Using the listing, copy each whole line that features "icon".

--- Exercise input ---

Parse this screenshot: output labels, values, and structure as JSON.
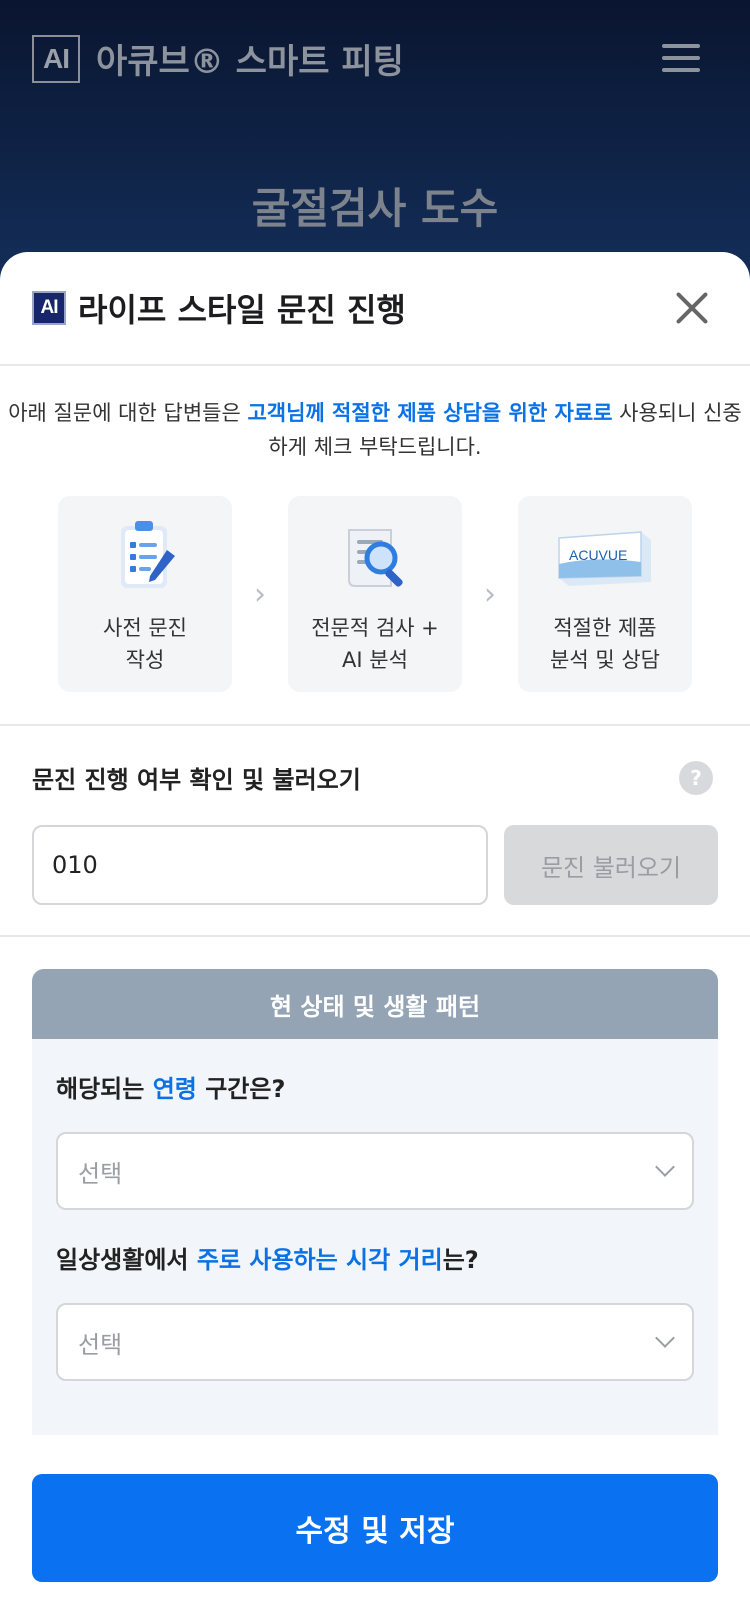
{
  "app": {
    "logo_text": "AI",
    "title": "아큐브® 스마트 피팅",
    "page_title": "굴절검사 도수"
  },
  "sheet": {
    "badge": "AI",
    "title": "라이프 스타일 문진 진행",
    "intro": {
      "part1": "아래 질문에 대한 답변들은 ",
      "highlight": "고객님께 적절한 제품 상담을 위한 자료로",
      "part2": " 사용되니 신중하게 체크 부탁드립니다."
    },
    "steps": [
      {
        "label_line1": "사전 문진",
        "label_line2": "작성",
        "icon": "clipboard-icon"
      },
      {
        "label_line1": "전문적 검사 +",
        "label_line2": "AI 분석",
        "icon": "document-magnifier-icon"
      },
      {
        "label_line1": "적절한 제품",
        "label_line2": "분석 및 상담",
        "icon": "acuvue-box-icon"
      }
    ],
    "step_arrow": "›",
    "product_box_text": "ACUVUE"
  },
  "load": {
    "title": "문진 진행 여부 확인 및 불러오기",
    "help": "?",
    "phone_value": "010",
    "button_label": "문진 불러오기"
  },
  "card": {
    "header": "현 상태 및 생활 패턴",
    "q1": {
      "pre": "해당되는 ",
      "hl": "연령",
      "post": " 구간은?",
      "select_value": "선택"
    },
    "q2": {
      "pre": "일상생활에서 ",
      "hl": "주로 사용하는 시각 거리",
      "post": "는?",
      "select_value": "선택"
    }
  },
  "save_label": "수정 및 저장",
  "colors": {
    "accent": "#0a72e6",
    "primary_button": "#0a72f0",
    "card_header": "#94a4b4"
  }
}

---

• Problem solution:
        "icon": "clipboard-icon"
        "icon": "document-magnifier-icon"
        "icon": "acuvue-box-icon"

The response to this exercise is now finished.